>>

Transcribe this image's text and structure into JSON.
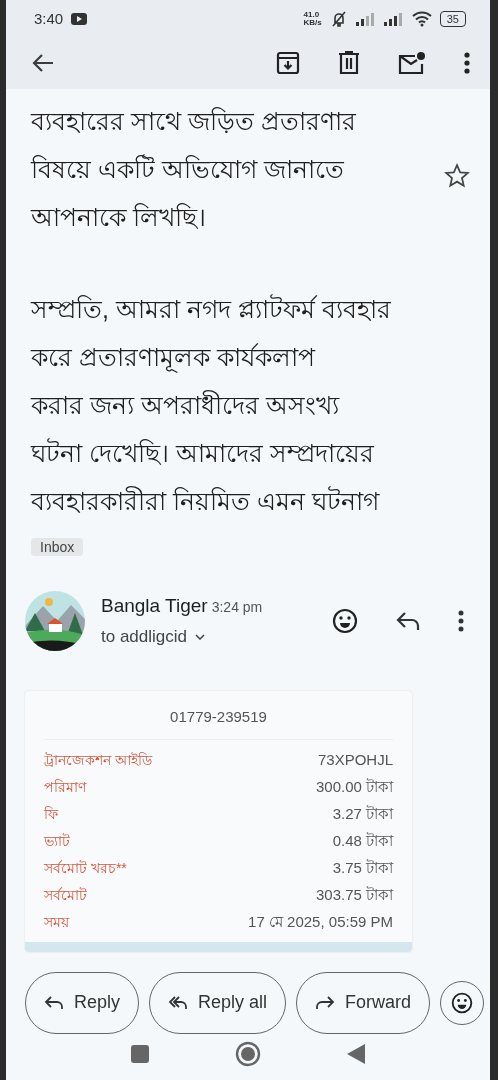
{
  "status_bar": {
    "time": "3:40",
    "net_speed": "41.0",
    "net_unit": "KB/s",
    "battery": "35"
  },
  "message": {
    "paragraphs": [
      {
        "lines": [
          "ব্যবহারের সাথে জড়িত প্রতারণার",
          "বিষয়ে একটি অভিযোগ জানাতে",
          "আপনাকে লিখছি।"
        ]
      },
      {
        "lines": [
          "সম্প্রতি, আমরা নগদ প্ল্যাটফর্ম ব্যবহার",
          "করে প্রতারণামূলক কার্যকলাপ",
          "করার জন্য অপরাধীদের অসংখ্য",
          "ঘটনা দেখেছি। আমাদের সম্প্রদায়ের",
          "ব্যবহারকারীরা নিয়মিত এমন ঘটনাগ"
        ]
      }
    ],
    "starred": false,
    "label": "Inbox"
  },
  "sender": {
    "name": "Bangla Tiger",
    "time": "3:24 pm",
    "to": "to addligcid"
  },
  "receipt": {
    "phone": "01779-239519",
    "rows": [
      {
        "label": "ট্রানজেকশন আইডি",
        "value": "73XPOHJL"
      },
      {
        "label": "পরিমাণ",
        "value": "300.00 টাকা"
      },
      {
        "label": "ফি",
        "value": "3.27 টাকা"
      },
      {
        "label": "ভ্যাট",
        "value": "0.48 টাকা"
      },
      {
        "label": "সর্বমোট খরচ**",
        "value": "3.75 টাকা"
      },
      {
        "label": "সর্বমোট",
        "value": "303.75 টাকা"
      },
      {
        "label": "সময়",
        "value": "17 মে 2025, 05:59 PM"
      }
    ]
  },
  "actions": [
    {
      "kind": "reply",
      "label": "Reply"
    },
    {
      "kind": "reply_all",
      "label": "Reply all"
    },
    {
      "kind": "forward",
      "label": "Forward"
    }
  ]
}
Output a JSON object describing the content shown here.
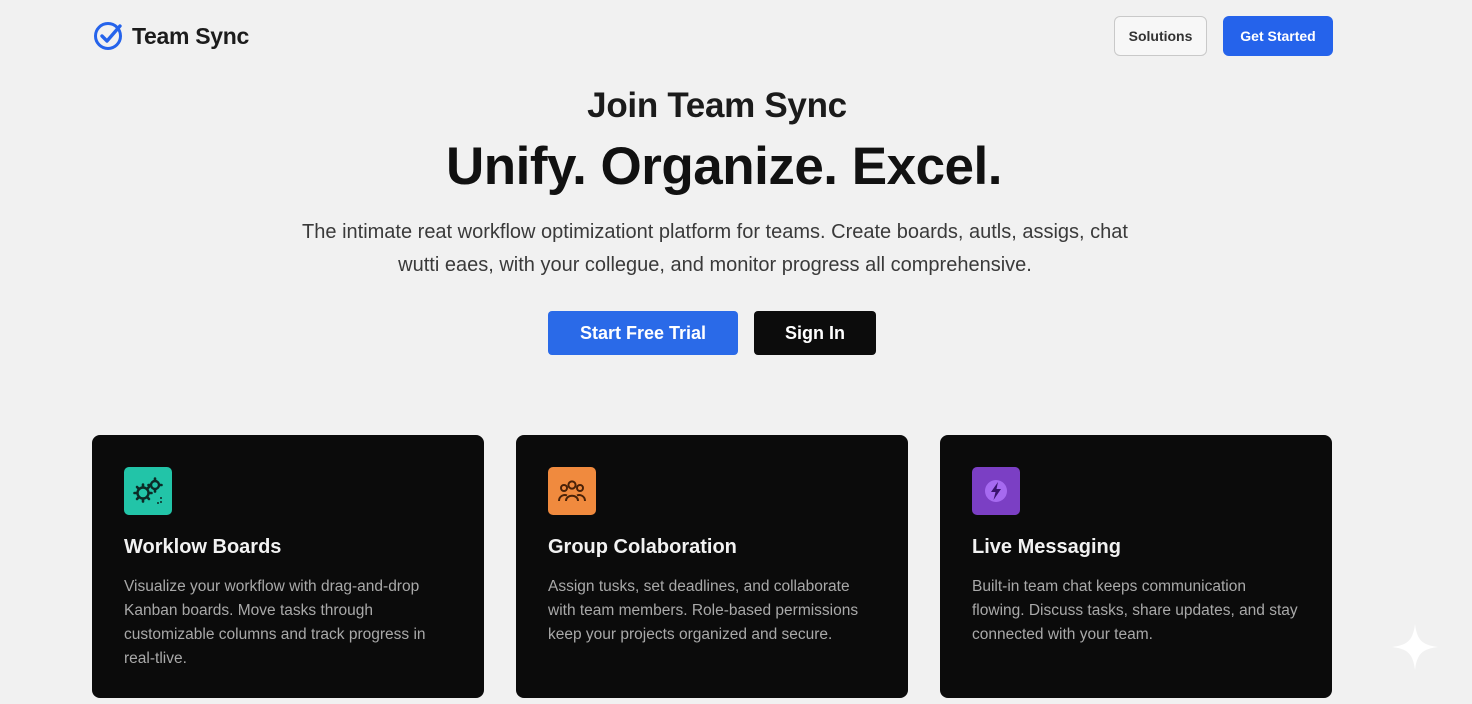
{
  "header": {
    "brand": "Team Sync",
    "nav": {
      "solutions_label": "Solutions",
      "get_started_label": "Get Started"
    }
  },
  "hero": {
    "kicker": "Join Team Sync",
    "title": "Unify. Organize. Excel.",
    "description_line1": "The intimate reat workflow optimizationt platform for teams. Create boards, autls, assigs, chat",
    "description_line2": "wutti eaes, with your collegue, and monitor progress all comprehensive.",
    "trial_label": "Start Free Trial",
    "signin_label": "Sign In"
  },
  "features": [
    {
      "icon": "gears-icon",
      "icon_color": "#22c4a8",
      "title": "Worklow Boards",
      "text": "Visualize your workflow with drag-and-drop Kanban boards. Move tasks through customizable columns and track progress in real-tlive."
    },
    {
      "icon": "team-icon",
      "icon_color": "#f08a3e",
      "title": "Group Colaboration",
      "text": "Assign tusks, set deadlines, and collaborate with team members. Role-based permissions keep your projects organized and secure."
    },
    {
      "icon": "lightning-icon",
      "icon_color": "#7b3fc4",
      "title": "Live Messaging",
      "text": "Built-in team chat keeps communication flowing. Discuss tasks, share updates, and stay connected with your team."
    }
  ],
  "colors": {
    "primary": "#2563eb",
    "background": "#f1f1f1",
    "card": "#0b0b0b"
  }
}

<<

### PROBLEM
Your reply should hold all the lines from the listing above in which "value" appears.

### OUTPUT FOR THIS TASK
        "value": "73XPOHJL"
        "value": "300.00 টাকা"
        "value": "3.27 টাকা"
        "value": "0.48 টাকা"
        "value": "3.75 টাকা"
        "value": "303.75 টাকা"
        "value": "17 মে 2025, 05:59 PM"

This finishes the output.